## What you will do
Every entry, from the first line to the last, should be output exactly.

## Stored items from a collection

== == ==

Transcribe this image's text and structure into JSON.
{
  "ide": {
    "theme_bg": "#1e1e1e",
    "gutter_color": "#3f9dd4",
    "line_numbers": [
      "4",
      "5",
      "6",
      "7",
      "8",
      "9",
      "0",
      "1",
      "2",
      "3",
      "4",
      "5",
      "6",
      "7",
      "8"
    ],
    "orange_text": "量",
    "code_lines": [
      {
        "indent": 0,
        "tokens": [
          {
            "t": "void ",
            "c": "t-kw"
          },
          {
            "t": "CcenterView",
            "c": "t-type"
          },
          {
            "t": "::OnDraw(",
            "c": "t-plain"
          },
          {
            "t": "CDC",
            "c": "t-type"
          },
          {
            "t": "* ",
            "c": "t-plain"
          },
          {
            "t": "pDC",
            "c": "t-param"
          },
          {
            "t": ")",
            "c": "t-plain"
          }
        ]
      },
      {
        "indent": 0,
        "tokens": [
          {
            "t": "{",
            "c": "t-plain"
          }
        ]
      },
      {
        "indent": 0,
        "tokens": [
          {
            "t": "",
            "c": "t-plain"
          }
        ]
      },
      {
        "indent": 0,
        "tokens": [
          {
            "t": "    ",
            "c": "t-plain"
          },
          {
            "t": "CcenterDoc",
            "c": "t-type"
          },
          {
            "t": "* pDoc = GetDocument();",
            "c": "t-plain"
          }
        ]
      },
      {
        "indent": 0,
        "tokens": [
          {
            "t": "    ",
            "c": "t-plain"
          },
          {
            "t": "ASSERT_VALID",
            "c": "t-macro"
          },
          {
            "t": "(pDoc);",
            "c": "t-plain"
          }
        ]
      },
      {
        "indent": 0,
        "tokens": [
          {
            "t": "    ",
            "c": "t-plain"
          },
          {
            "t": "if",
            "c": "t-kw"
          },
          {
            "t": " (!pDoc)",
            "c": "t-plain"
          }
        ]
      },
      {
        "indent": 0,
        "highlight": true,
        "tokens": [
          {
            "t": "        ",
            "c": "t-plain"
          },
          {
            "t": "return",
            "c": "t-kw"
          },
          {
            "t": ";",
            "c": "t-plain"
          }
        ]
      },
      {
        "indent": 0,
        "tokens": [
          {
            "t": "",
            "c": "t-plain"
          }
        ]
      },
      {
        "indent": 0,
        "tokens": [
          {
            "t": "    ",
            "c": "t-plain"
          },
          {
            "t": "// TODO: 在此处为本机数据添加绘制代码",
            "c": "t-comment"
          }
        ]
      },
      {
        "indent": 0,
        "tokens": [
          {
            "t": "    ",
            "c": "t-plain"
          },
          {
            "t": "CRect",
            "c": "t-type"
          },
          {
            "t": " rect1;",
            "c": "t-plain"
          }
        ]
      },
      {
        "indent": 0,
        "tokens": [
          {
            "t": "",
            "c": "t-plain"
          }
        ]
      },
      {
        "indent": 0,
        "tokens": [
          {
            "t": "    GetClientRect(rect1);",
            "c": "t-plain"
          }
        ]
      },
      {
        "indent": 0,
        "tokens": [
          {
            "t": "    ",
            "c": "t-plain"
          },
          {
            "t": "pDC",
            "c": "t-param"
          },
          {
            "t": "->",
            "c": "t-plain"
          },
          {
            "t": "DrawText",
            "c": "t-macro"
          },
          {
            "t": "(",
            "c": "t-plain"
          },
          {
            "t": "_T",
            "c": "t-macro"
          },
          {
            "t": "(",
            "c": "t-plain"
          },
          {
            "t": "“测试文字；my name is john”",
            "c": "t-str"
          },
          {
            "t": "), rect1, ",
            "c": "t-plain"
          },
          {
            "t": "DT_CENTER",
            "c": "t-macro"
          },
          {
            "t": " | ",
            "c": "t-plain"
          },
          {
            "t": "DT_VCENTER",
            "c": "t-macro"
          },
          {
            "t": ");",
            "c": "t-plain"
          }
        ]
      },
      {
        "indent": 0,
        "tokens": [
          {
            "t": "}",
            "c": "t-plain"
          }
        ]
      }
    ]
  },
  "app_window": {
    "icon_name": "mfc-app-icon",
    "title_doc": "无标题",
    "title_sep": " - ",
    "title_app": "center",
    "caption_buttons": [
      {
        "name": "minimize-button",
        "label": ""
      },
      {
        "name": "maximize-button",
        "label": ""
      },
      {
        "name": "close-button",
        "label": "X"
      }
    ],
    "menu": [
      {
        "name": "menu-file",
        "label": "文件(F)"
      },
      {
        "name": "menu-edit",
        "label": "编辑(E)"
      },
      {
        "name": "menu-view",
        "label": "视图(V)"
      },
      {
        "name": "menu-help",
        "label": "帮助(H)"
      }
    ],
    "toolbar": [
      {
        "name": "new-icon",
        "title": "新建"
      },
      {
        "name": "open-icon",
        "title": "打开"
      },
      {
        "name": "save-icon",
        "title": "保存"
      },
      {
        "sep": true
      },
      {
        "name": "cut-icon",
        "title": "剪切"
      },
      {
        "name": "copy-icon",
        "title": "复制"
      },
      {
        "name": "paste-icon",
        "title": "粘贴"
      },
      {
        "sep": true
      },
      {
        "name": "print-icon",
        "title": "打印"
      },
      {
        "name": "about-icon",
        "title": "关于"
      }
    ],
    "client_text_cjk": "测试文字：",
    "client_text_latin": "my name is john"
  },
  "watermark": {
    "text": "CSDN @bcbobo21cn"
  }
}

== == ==

## Solution to this problem
Transcribe this image's text and structure into JSON.
{
  "ide": {
    "theme_bg": "#1e1e1e",
    "gutter_color": "#3f9dd4",
    "line_numbers": [
      "4",
      "5",
      "6",
      "7",
      "8",
      "9",
      "0",
      "1",
      "2",
      "3",
      "4",
      "5",
      "6",
      "7",
      "8"
    ],
    "orange_text": "量",
    "code_lines": [
      {
        "indent": 0,
        "tokens": [
          {
            "t": "void ",
            "c": "t-kw"
          },
          {
            "t": "CcenterView",
            "c": "t-type"
          },
          {
            "t": "::OnDraw(",
            "c": "t-plain"
          },
          {
            "t": "CDC",
            "c": "t-type"
          },
          {
            "t": "* ",
            "c": "t-plain"
          },
          {
            "t": "pDC",
            "c": "t-param"
          },
          {
            "t": ")",
            "c": "t-plain"
          }
        ]
      },
      {
        "indent": 0,
        "tokens": [
          {
            "t": "{",
            "c": "t-plain"
          }
        ]
      },
      {
        "indent": 0,
        "tokens": [
          {
            "t": "",
            "c": "t-plain"
          }
        ]
      },
      {
        "indent": 0,
        "tokens": [
          {
            "t": "    ",
            "c": "t-plain"
          },
          {
            "t": "CcenterDoc",
            "c": "t-type"
          },
          {
            "t": "* pDoc = GetDocument();",
            "c": "t-plain"
          }
        ]
      },
      {
        "indent": 0,
        "tokens": [
          {
            "t": "    ",
            "c": "t-plain"
          },
          {
            "t": "ASSERT_VALID",
            "c": "t-macro"
          },
          {
            "t": "(pDoc);",
            "c": "t-plain"
          }
        ]
      },
      {
        "indent": 0,
        "tokens": [
          {
            "t": "    ",
            "c": "t-plain"
          },
          {
            "t": "if",
            "c": "t-kw"
          },
          {
            "t": " (!pDoc)",
            "c": "t-plain"
          }
        ]
      },
      {
        "indent": 0,
        "highlight": true,
        "tokens": [
          {
            "t": "        ",
            "c": "t-plain"
          },
          {
            "t": "return",
            "c": "t-kw"
          },
          {
            "t": ";",
            "c": "t-plain"
          }
        ]
      },
      {
        "indent": 0,
        "tokens": [
          {
            "t": "",
            "c": "t-plain"
          }
        ]
      },
      {
        "indent": 0,
        "tokens": [
          {
            "t": "    ",
            "c": "t-plain"
          },
          {
            "t": "// TODO: 在此处为本机数据添加绘制代码",
            "c": "t-comment"
          }
        ]
      },
      {
        "indent": 0,
        "tokens": [
          {
            "t": "    ",
            "c": "t-plain"
          },
          {
            "t": "CRect",
            "c": "t-type"
          },
          {
            "t": " rect1;",
            "c": "t-plain"
          }
        ]
      },
      {
        "indent": 0,
        "tokens": [
          {
            "t": "",
            "c": "t-plain"
          }
        ]
      },
      {
        "indent": 0,
        "tokens": [
          {
            "t": "    GetClientRect(rect1);",
            "c": "t-plain"
          }
        ]
      },
      {
        "indent": 0,
        "tokens": [
          {
            "t": "    ",
            "c": "t-plain"
          },
          {
            "t": "pDC",
            "c": "t-param"
          },
          {
            "t": "->",
            "c": "t-plain"
          },
          {
            "t": "DrawText",
            "c": "t-macro"
          },
          {
            "t": "(",
            "c": "t-plain"
          },
          {
            "t": "_T",
            "c": "t-macro"
          },
          {
            "t": "(",
            "c": "t-plain"
          },
          {
            "t": "“测试文字；my name is john”",
            "c": "t-str"
          },
          {
            "t": "), rect1, ",
            "c": "t-plain"
          },
          {
            "t": "DT_CENTER",
            "c": "t-macro"
          },
          {
            "t": " | ",
            "c": "t-plain"
          },
          {
            "t": "DT_VCENTER",
            "c": "t-macro"
          },
          {
            "t": ");",
            "c": "t-plain"
          }
        ]
      },
      {
        "indent": 0,
        "tokens": [
          {
            "t": "}",
            "c": "t-plain"
          }
        ]
      }
    ]
  },
  "app_window": {
    "icon_name": "mfc-app-icon",
    "title_doc": "无标题",
    "title_sep": " - ",
    "title_app": "center",
    "caption_buttons": [
      {
        "name": "minimize-button",
        "label": ""
      },
      {
        "name": "maximize-button",
        "label": ""
      },
      {
        "name": "close-button",
        "label": "X"
      }
    ],
    "menu": [
      {
        "name": "menu-file",
        "label": "文件(F)"
      },
      {
        "name": "menu-edit",
        "label": "编辑(E)"
      },
      {
        "name": "menu-view",
        "label": "视图(V)"
      },
      {
        "name": "menu-help",
        "label": "帮助(H)"
      }
    ],
    "toolbar": [
      {
        "name": "new-icon",
        "title": "新建"
      },
      {
        "name": "open-icon",
        "title": "打开"
      },
      {
        "name": "save-icon",
        "title": "保存"
      },
      {
        "sep": true
      },
      {
        "name": "cut-icon",
        "title": "剪切"
      },
      {
        "name": "copy-icon",
        "title": "复制"
      },
      {
        "name": "paste-icon",
        "title": "粘贴"
      },
      {
        "sep": true
      },
      {
        "name": "print-icon",
        "title": "打印"
      },
      {
        "name": "about-icon",
        "title": "关于"
      }
    ],
    "client_text_cjk": "测试文字：",
    "client_text_latin": "my name is john"
  },
  "watermark": {
    "text": "CSDN @bcbobo21cn"
  }
}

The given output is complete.